FRIENDLIES are often labelled as pointless, boring exercises that turn out to be worthless, pathetic training matches.

This game could not have been further from that statement.

Remember, this was Germany versus England.

Two countries with such a great historic background, such a massive rivalry that it was never going to be a flat, boring match.

England were out for revenge after the 2-1 defeat last August against the Germans at Wembley Stadium, instead looking to revive golden memories of that fantastic night in Munich in 2001.

Of course, that wonderful night saw an England team crush the Germans 5-1 in their own back yard.

Yet the record for Germany is different when it comes to playing in the capital, Berlin.

Unbeaten there since 1973, this really was a significant challenge for England to overcome, one I really couldn’t call.

Would we be able to take a result?

Of course, neither side were full strength.

England were missing the likes of Steven Gerrard, Frank Lampard and Wayne Rooney whilst the Germans suffered the loss of influential midfielder and captain Michael Ballack.

Yet this could well have been a blessing in disguise for Mr Capello and his men.

It allowed new blood, as well as forgotten faces, the opportunity to shine and really give the manager a headache.

Players such as Gabriel Agbonlahor, Ashley Young, Matthew Upson and Stewart Downing were given the opportunity to start in Berlin, and how they took their chance.

Agbonlahor gave an all-round impressive performance, whilst Matthew Upson added to a quality performance with his first England goal.

For me, I feel the game was extremely beneficial for players like these who otherwise would be limited to bit-part appearances had it not been for the extensive injury list.

For a supposed “friendly”, the game was played at a frantic pace that delivered some good football.

England kept the ball well, and it pleased me to see the side looking to bring the pace of the Premiership onto the international scene.

For so many years this has been England’s downfall.

We have consistently dropped the pace to play at the opposition’s continental slow style, instead of maintaining the rapid speed game that the Premiership is famed for.

If we did this, I am sure we would be one of the top sides in the world.

The passing game that we played was superb, a real change and joy to watch.

This was a different England, one that seemed more confident and less predictable, a team that was willing to go forward passing the ball rather than the long ball game so prominent in the last few years.

For all the impressive performances, I feel I must point out the poor ones.

Scott Carson, what on earth was Terry and himself doing?

To be fair to the goalkeeper, I would not jump on the bandwagon by saying it was entirely his fault, this being due to the fact that Terry’s defending was the type you would see on a school playground.

Though seeing as they are both professional footballers, this was a inexcusable mistake.

Terry should have dealt with the ball when seeing Carson’s hesitation, whereas the keeper himself should have been more commanding when collecting what was really a simple ball.

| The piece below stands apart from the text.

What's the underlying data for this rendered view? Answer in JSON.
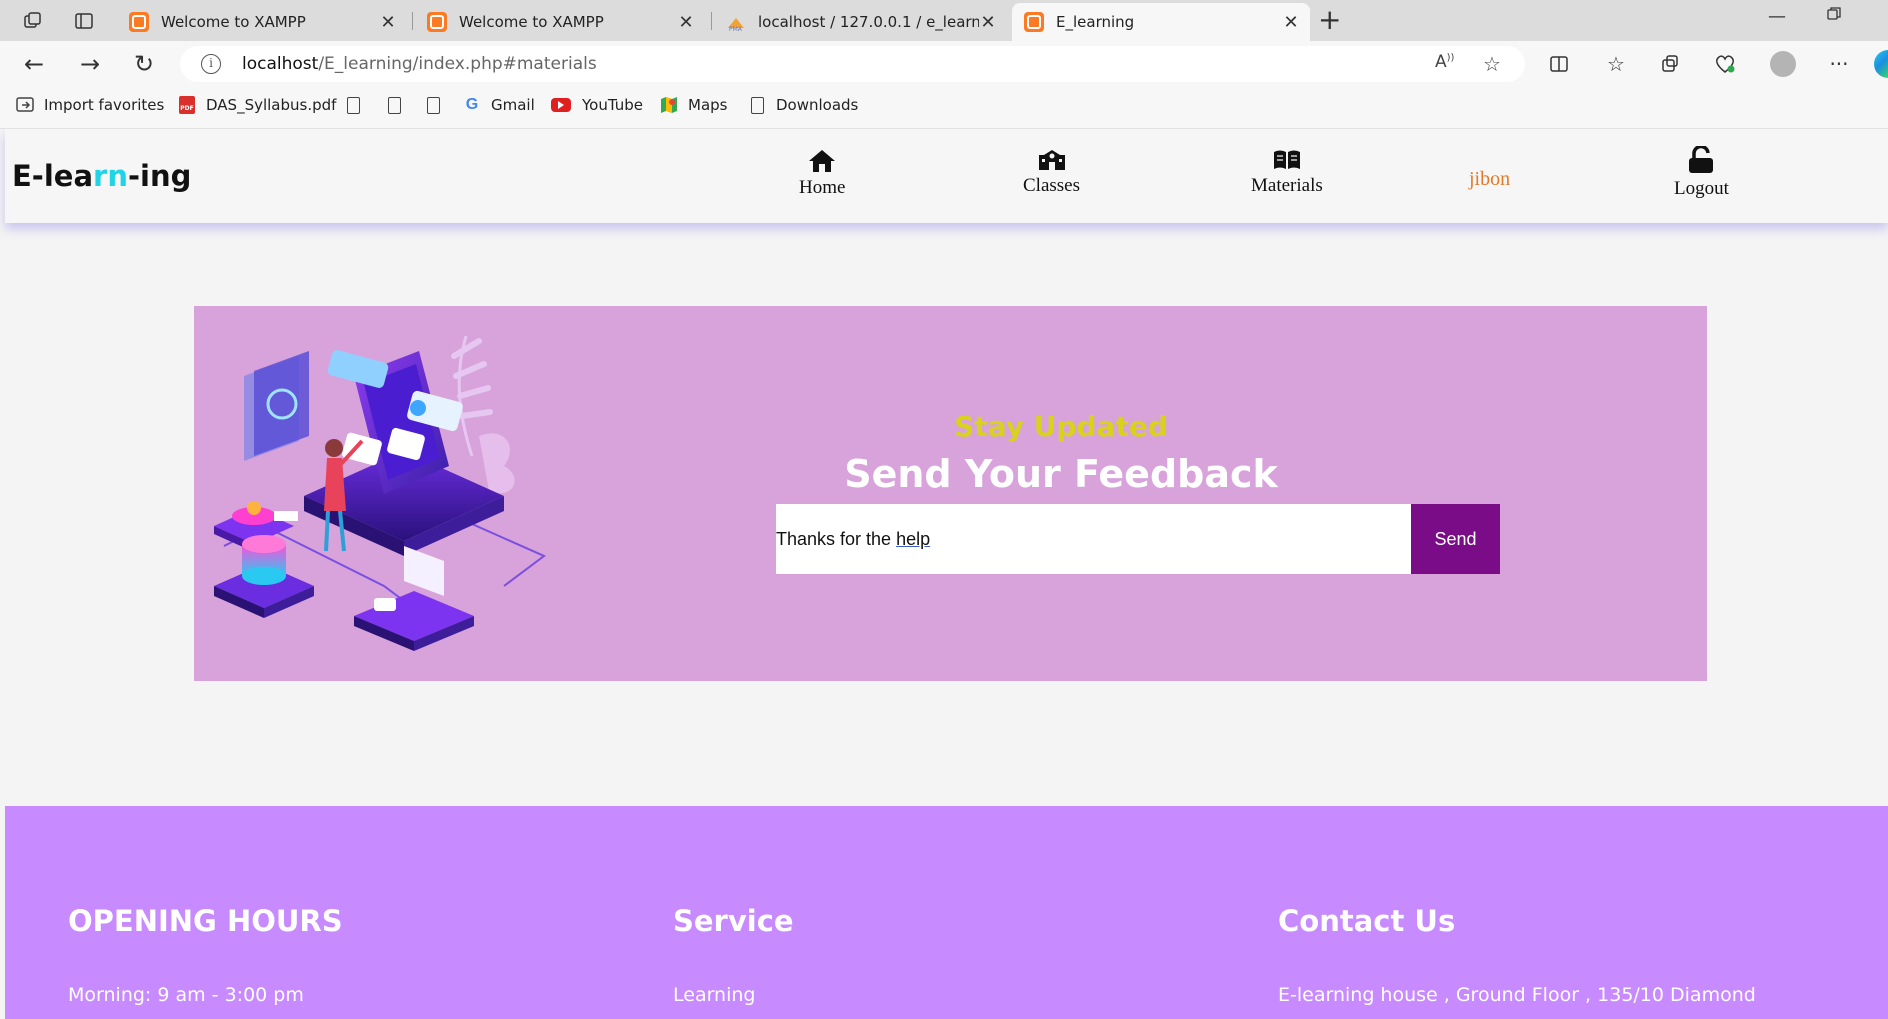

Yet it’s not just Scott Carson who should receive criticism.

Darren Bent is just not an England international.

He reminds me of Andy Cole back in his heyday, brilliant when on form but as soon as it comes to the international stage he just does not fit the bill.

His touches were poor, and finishing not that of an international player, especially when having beat the keeper just before the Germans equaliser.

One player who stood out in particular was Shaun Wright-Phillips.

The Manchester City star was simply magnificent, and really impressed me with his speed, flair and eye for goal.

We all know these are the typical traits of Wright-Phillips, but he seemed to relish the opportunity of taking advantage of Theo Walcott’s absence on the right flank.

Such a great game deserved a goal for the city wizard, and he was unlucky when 25 yard drive crashed off the right post.

It all comes down to one thing, where will England go from here?

No doubt the hype will continue to build, as it always does, but the nation must stay realistic.

We are not a world beating team, and the players have begun to realise that hyping themselves up has been a major factor in the pressure placed on them.

No doubt the quality of the performance’s of late have improved, but the real judgement of Capello’s success will ultimately come in the next major tournament, World Cup 2010.

Currently being in prime position to qualify is a great achievement by Capello’s men, but they can ill afford to let complacency set in.

All the same, any win over Germany is welcomed and one to be cherished.